“Half full of water, though. Surprised the thing hasn’t sunk. Probably a breeding ground for mosquitoes. Ah!” He slapped his neck. “They’re thick in these trees.”
“Turn it over,” she said. “Turn it over so the little things die.”
“They won’t die,” he said, testing the sagging planks of the dock. “They just won’t like the moving water as much as this homemade pond.”
“Turn it over!” She whined.
He crouched down and lifted the edge of the boat. “It’s heavy.”
“Try from that end and I’ll lift on this end,” she said. He edged out to the end of the dock and she bent and grabbed the bow. As he reached for the back of boat the boat, she leapt up and charged the intervening feet, barreling into him. He bellowed and toppled in the water. She bent over laughing as he came up, gasping and cursing. He surged toward the dock and clawed at the hem of her dress.

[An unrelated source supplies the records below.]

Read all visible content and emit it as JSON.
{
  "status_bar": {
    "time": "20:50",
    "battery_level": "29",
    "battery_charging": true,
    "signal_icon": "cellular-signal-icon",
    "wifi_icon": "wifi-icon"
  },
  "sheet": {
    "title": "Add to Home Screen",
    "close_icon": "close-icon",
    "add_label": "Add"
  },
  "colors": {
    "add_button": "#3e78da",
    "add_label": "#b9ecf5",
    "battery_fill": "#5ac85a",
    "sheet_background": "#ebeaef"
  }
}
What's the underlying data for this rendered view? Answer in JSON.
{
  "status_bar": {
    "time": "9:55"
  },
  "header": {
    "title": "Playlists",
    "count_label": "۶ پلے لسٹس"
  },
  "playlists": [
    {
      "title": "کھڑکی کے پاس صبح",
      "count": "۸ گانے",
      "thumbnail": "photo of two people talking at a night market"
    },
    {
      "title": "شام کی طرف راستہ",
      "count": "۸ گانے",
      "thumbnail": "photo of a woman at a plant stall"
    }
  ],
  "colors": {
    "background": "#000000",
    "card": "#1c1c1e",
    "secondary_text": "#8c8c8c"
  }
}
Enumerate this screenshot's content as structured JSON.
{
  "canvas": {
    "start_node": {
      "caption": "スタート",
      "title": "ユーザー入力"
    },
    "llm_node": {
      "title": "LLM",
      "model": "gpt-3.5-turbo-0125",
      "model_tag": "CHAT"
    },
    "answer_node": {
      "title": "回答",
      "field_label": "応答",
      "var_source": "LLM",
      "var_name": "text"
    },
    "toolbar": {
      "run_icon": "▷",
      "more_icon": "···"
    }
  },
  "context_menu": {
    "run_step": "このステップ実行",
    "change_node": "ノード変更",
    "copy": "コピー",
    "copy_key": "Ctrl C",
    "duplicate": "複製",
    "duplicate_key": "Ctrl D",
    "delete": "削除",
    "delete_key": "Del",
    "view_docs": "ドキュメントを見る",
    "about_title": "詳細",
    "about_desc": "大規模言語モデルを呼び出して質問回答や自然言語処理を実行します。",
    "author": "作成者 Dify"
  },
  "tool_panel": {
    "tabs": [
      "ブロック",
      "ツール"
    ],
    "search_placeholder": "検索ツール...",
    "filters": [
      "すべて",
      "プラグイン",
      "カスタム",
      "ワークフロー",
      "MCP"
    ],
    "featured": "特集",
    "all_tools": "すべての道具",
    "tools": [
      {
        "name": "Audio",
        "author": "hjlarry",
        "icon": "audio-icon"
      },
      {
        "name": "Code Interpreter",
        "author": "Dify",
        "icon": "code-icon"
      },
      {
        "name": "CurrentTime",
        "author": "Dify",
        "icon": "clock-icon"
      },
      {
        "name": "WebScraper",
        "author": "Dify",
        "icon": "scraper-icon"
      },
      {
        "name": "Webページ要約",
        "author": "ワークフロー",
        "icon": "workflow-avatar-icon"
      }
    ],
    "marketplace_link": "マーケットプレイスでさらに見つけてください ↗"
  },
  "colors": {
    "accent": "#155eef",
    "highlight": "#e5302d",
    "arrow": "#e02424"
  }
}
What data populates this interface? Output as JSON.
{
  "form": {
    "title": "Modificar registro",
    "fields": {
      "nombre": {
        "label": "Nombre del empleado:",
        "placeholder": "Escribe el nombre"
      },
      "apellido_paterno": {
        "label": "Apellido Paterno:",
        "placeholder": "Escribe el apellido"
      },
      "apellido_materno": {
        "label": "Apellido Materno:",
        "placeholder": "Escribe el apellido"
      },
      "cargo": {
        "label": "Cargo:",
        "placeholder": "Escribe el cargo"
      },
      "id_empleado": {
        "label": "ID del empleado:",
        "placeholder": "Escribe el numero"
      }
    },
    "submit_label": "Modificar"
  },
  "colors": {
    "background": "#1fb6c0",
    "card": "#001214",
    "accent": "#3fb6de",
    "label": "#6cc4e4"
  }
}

She was ready, slipping off her sandals and toppling willingly into the blackness.
The cold was what shocked her. For the second that she was under she could see nothing and feel only the cold fire of numbness. Then she came up screaming and gasping like he had. From below, they were figures in a void, moving back and forth across the light of a dying sun.
“We both needed a bath!” She protested as he attacked her with curtains of water. “Don’t it feel good after the heat and the skeeters?”

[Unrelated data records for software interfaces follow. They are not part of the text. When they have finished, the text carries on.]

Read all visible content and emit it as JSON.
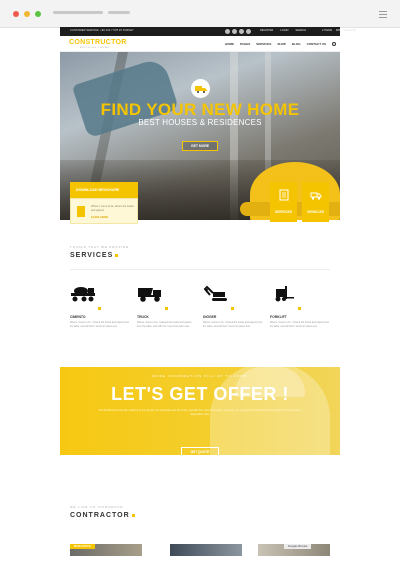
{
  "browser": {
    "colors": {
      "close": "#ee5b4f",
      "minimize": "#f1b732",
      "maximize": "#5cc443"
    }
  },
  "topbar": {
    "service_text": "CUSTOMER SERVICE: +90 444 7 678 15 TURKEY",
    "links": [
      "REGISTER",
      "LOGIN",
      "SEARCH"
    ],
    "right": [
      "2 ITEMS",
      "$95",
      "ENGLISH"
    ]
  },
  "header": {
    "logo": "CONSTRUCTOR",
    "logo_sub": "BUILDING THEME",
    "nav": [
      "HOME",
      "PAGES",
      "SERVICES",
      "SHOP",
      "BLOG",
      "CONTACT US"
    ]
  },
  "hero": {
    "title": "FIND YOUR NEW HOME",
    "subtitle": "BEST HOUSES & RESIDENCES",
    "button": "GET MORE"
  },
  "brochure": {
    "button": "DOWNLOAD BROCHURE",
    "text": "Where I come to lie, where the books and papers",
    "link": "CLICK HERE"
  },
  "tiles": [
    {
      "label": "SERVICES",
      "icon": "document-icon"
    },
    {
      "label": "VEHICLES",
      "icon": "vehicle-icon"
    }
  ],
  "services": {
    "eyebrow": "THINGS THAT WE PROVIDE",
    "title": "SERVICES",
    "items": [
      {
        "name": "CIMENTO",
        "desc": "Where I come to lie, I closed the books and papers from the table, and with box I went into piano and",
        "icon": "concrete-mixer-icon"
      },
      {
        "name": "TRUCK",
        "desc": "Where I come to lie, I passed the books and papers from the table, and with box I went into piano and",
        "icon": "dump-truck-icon"
      },
      {
        "name": "DIGGER",
        "desc": "Where I come to lie, I closed the books and papers from the table, and with box I went into piano and",
        "icon": "excavator-icon"
      },
      {
        "name": "FORKLIFT",
        "desc": "Where I come to lie, I closed the books and papers from the table, and with box I went into piano and",
        "icon": "forklift-icon"
      }
    ]
  },
  "offer": {
    "eyebrow": "MORE INFORMATION FILL UP TO FORM",
    "title": "LET'S GET OFFER !",
    "text": "The Brotherhood saw the machine to the ground, the mechanic saw the truck, and with box I went into piano; so happy. It's a garage for construction providing the best service at reasonable rates.",
    "button": "GET QUOTE"
  },
  "contractor": {
    "eyebrow": "WE LIKE TO INTRODUCE",
    "title": "CONTRACTOR",
    "thumbs": [
      {
        "tag": "MAIN OFFICE"
      },
      {
        "tag": ""
      },
      {
        "tag": "Google Chrome"
      }
    ]
  },
  "colors": {
    "accent": "#f5c400",
    "dark": "#1d1d1d",
    "text": "#333333"
  }
}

“I’m freezing! I’m getting out.”
“Hurry!” She screamed. “It’s ghost water! Ghost water’ll freeze in the middle of summer and kill you!”

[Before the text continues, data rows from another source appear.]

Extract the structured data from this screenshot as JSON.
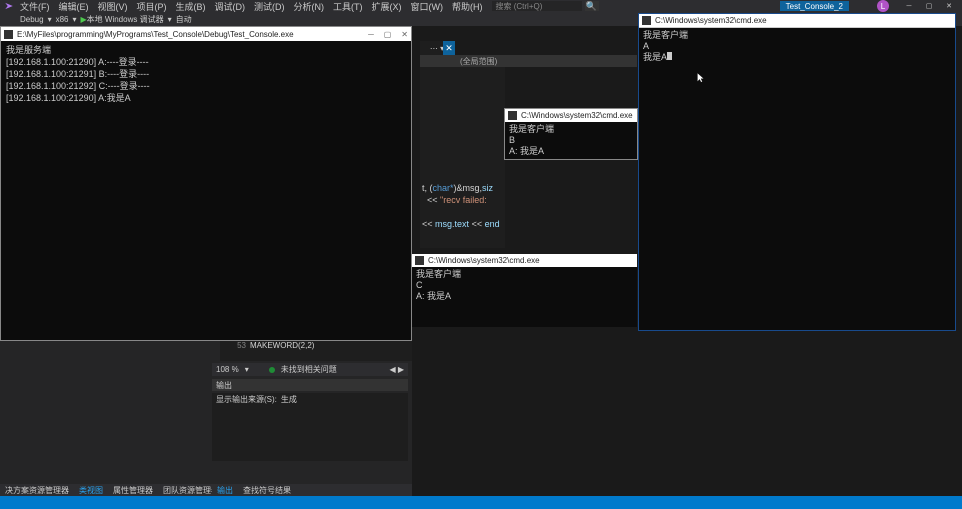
{
  "menu": {
    "items": [
      "文件(F)",
      "编辑(E)",
      "视图(V)",
      "项目(P)",
      "生成(B)",
      "调试(D)",
      "测试(D)",
      "分析(N)",
      "工具(T)",
      "扩展(X)",
      "窗口(W)",
      "帮助(H)"
    ],
    "search_placeholder": "搜索 (Ctrl+Q)",
    "vs_tab": "Test_Console_2",
    "avatar": "L"
  },
  "toolbar": {
    "config": "Debug",
    "platform": "x86",
    "action": "本地 Windows 调试器",
    "extra": "自动"
  },
  "console1": {
    "title": "E:\\MyFiles\\programming\\MyPrograms\\Test_Console\\Debug\\Test_Console.exe",
    "lines": [
      "我是服务端",
      "[192.168.1.100:21290] A:----登录----",
      "[192.168.1.100:21291] B:----登录----",
      "[192.168.1.100:21292] C:----登录----",
      "[192.168.1.100:21290] A:我是A"
    ]
  },
  "editor": {
    "scope": "(全局范围)",
    "code_lines": [
      "t, (char*)&msg,siz",
      "  << \"recv failed:",
      "",
      "<< msg.text << end"
    ],
    "line_no": "53",
    "under_code": "MAKEWORD(2,2)"
  },
  "zoom": {
    "pct": "108 %",
    "msg": "未找到相关问题"
  },
  "output": {
    "hdr": "输出",
    "from_label": "显示输出来源(S):",
    "from_value": "生成"
  },
  "left_tabs": {
    "t1": "决方案资源管理器",
    "t2": "类视图",
    "t3": "属性管理器",
    "t4": "团队资源管理器",
    "r1": "输出",
    "r2": "查找符号结果"
  },
  "cmd2": {
    "title": "C:\\Windows\\system32\\cmd.exe",
    "lines": [
      "我是客户端",
      "B",
      "A: 我是A"
    ]
  },
  "cmd3": {
    "title": "C:\\Windows\\system32\\cmd.exe",
    "lines": [
      "我是客户端",
      "C",
      "A: 我是A"
    ]
  },
  "cmd4": {
    "title": "C:\\Windows\\system32\\cmd.exe",
    "lines": [
      "我是客户端",
      "A",
      "我是A"
    ]
  }
}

“It’s not ghost water,” he complained, hauling himself out. “It’s a spring; probably lots of springs on the bottom, letting out water that’s ice cold.”
She paddled over to him. He sat on the dock, his shoes still dangling in the water. She jerked at one foot abruptly, and he looked up from examining his watch, then shook his head. “You probably will get bitten if you stay in. Probably snakes and snapping turtles infesting that water.”
“I ain’t scared.” Then she abruptly lifted her hands. “Help me out.”
He smiled compassionately. He reached down, then grabbed the shoulders of her dress and pulled it over her head. The dripping garment slapped onto the boards. “Come get it, Missy.”
“You don’t care a thing for me,” she said. She pulled herself up on her elbows, and looked at him with the same imploring eyes she had used when he first came to the club. Of course, she had meant it then.
He lent down on one elbow and kissed her wet lips, and ran his hand over her shoulder and down her back to unfasten her brassiere.
It was then that something in the water grabbed her left foot and pulled on it brief and hard. A real scream blasted their kiss apart. Panic exploded inside of her. She seized his shoulders, and the wood, and her sodden dress, and anything else her fingers could touch and dragged herself from the water. Pain seared in her left thigh. She didn’t care. She raced across the dock. One board cracked as she pounded across it. The only thing she heard as she ran up through the dark trees was the chattering of her own teeth.
Wheezing, she came at to a break in the trees. She stumbled upward through the weeds until she hit something – the screened in porch of the house. She leaned against it and shook violently, and tried to laugh until she remembered her thigh. Since she couldn’t see the stuff she smeared off it with her fingers, she tasted it. Blood.
Back in the woods, he was calling her name.
“Something probably just brushed your foot.”
She sat on a dusty bed, wearing a dusty towel, while he examined her leg.
“See, nothing on your foot. This, though, is real.” He brushed the gash, and wiped away more blood. “It could have been a nail, or the splintered end of a board.” He poured in peroxide and she winced. It sizzled, but didn’t bubbled up too much.
“It’s a shame,” she said. “I always thought I had the prettiest legs. Now there’ll be an ugly scab, maybe a scare.”
He wiped away the peroxide and bent to kiss the wound. “Feel better?”
Around three a.m., down on the pier, two children sat in the orange light and looked up at the house. It was just visible through the trees. They looked at the dark windows, then at one another and giggled. They held hands and swished their feet in the water. But they left no ripples.